== INSTRUCTIONS TO FOLLOW ==
Looking through the entries, count each line where the string "this" occurs, and write only the total.

== RECORDS FOR PROCESSING ==
----

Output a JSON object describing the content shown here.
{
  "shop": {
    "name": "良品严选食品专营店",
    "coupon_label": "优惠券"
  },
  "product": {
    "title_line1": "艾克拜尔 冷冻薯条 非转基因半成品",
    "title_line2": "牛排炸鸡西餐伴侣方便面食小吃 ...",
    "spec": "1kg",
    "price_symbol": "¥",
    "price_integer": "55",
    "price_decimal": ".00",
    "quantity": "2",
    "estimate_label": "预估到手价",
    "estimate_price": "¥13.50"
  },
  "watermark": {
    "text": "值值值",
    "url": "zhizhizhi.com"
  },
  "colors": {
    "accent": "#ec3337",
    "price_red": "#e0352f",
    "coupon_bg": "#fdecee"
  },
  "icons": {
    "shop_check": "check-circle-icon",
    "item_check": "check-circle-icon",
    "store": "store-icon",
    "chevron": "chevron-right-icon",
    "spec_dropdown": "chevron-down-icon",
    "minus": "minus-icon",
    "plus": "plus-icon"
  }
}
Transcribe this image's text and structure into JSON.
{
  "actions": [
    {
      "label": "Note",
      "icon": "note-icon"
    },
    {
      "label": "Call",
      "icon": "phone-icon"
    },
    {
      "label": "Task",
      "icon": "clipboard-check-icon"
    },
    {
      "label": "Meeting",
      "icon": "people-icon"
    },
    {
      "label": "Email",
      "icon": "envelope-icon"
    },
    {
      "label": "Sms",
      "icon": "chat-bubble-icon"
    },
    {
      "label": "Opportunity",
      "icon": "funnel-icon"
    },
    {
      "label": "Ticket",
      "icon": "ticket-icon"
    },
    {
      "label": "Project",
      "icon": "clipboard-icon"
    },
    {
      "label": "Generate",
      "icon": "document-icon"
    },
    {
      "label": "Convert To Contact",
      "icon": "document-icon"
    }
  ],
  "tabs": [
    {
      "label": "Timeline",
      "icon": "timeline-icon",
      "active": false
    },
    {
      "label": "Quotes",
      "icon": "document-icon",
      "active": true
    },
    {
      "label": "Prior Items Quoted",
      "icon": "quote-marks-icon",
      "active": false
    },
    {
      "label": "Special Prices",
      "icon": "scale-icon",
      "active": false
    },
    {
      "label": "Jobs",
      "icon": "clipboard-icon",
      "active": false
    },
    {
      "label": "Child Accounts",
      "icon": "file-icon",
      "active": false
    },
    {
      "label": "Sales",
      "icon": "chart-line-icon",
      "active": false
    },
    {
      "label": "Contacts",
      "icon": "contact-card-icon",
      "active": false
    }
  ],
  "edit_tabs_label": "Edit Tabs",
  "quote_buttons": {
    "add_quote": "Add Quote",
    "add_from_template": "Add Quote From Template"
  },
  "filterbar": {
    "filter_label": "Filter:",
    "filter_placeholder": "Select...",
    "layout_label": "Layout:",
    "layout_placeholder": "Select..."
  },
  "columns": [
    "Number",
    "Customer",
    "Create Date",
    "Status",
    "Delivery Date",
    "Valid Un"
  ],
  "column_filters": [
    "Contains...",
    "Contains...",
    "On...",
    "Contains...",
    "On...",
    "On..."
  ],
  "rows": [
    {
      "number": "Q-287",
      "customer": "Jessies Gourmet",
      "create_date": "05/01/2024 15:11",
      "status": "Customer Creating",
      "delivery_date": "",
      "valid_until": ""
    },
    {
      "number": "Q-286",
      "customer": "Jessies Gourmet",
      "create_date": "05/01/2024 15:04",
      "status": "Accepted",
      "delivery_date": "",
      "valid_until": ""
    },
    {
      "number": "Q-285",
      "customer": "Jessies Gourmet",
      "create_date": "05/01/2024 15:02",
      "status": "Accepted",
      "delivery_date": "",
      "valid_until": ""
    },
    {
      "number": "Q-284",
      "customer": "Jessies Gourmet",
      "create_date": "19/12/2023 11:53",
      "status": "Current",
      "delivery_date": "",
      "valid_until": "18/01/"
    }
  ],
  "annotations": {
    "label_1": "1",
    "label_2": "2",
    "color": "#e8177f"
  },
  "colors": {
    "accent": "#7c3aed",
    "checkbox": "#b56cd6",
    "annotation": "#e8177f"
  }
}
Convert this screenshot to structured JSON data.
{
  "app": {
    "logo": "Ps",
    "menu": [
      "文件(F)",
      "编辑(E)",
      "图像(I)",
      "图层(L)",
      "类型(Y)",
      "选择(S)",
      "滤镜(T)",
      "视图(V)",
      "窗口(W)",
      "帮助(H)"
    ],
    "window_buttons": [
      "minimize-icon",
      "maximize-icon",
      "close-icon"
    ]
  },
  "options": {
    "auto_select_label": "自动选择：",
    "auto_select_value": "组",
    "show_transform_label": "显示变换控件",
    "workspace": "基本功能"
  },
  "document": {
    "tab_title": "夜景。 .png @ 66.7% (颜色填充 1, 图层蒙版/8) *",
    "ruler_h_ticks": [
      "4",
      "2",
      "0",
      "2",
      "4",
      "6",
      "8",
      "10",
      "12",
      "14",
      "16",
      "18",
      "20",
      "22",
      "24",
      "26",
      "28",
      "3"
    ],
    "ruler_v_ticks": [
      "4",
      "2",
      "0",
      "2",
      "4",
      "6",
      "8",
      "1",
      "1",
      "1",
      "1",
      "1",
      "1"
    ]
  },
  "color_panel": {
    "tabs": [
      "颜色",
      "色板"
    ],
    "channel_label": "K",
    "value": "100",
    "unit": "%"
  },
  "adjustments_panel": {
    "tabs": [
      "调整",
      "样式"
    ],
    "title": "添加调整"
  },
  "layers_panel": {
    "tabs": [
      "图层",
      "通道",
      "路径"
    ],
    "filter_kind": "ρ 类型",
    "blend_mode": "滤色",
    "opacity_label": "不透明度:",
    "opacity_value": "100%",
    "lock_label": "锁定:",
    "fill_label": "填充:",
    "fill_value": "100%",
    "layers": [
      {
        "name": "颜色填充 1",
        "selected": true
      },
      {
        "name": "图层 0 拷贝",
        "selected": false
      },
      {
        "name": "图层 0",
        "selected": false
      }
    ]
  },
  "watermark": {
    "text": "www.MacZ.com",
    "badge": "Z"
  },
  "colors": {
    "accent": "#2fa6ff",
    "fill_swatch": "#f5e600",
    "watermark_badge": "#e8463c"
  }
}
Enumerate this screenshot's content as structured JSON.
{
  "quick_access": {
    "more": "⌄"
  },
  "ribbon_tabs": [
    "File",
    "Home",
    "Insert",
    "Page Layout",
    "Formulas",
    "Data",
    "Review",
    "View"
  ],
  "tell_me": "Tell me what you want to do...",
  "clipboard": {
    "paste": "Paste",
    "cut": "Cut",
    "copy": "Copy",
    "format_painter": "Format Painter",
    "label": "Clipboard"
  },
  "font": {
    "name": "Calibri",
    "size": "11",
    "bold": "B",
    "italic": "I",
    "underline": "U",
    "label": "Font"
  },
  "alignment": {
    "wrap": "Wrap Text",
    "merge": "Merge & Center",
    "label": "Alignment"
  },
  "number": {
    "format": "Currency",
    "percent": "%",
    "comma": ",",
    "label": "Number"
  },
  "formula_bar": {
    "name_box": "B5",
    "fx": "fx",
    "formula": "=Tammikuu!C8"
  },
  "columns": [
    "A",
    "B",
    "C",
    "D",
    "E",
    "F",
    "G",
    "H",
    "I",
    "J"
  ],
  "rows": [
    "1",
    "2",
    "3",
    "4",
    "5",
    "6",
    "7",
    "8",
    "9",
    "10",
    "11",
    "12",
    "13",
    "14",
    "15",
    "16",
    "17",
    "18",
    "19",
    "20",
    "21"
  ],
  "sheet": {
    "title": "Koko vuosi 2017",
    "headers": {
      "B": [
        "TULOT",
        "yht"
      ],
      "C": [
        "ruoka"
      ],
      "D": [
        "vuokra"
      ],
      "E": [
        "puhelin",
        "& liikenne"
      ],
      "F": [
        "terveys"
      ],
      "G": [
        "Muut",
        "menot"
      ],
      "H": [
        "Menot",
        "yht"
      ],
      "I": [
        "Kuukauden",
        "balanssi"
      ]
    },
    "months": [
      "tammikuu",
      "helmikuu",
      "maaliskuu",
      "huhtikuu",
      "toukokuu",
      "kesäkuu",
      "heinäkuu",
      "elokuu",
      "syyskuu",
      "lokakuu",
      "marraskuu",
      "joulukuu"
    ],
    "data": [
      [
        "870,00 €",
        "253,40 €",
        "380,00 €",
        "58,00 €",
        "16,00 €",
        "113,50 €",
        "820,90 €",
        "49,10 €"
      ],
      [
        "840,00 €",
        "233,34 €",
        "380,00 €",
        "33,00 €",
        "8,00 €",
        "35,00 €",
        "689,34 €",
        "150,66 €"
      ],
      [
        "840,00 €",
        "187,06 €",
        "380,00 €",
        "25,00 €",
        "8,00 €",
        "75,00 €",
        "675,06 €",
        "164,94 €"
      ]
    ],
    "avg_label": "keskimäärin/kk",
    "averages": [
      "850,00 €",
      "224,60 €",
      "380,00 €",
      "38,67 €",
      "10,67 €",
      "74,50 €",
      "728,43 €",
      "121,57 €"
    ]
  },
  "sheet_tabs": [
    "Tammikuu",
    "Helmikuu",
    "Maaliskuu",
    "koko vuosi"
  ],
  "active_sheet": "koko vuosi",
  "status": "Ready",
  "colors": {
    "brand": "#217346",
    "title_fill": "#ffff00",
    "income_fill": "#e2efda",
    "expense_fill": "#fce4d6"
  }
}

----

== ANSWER SPACE ==
3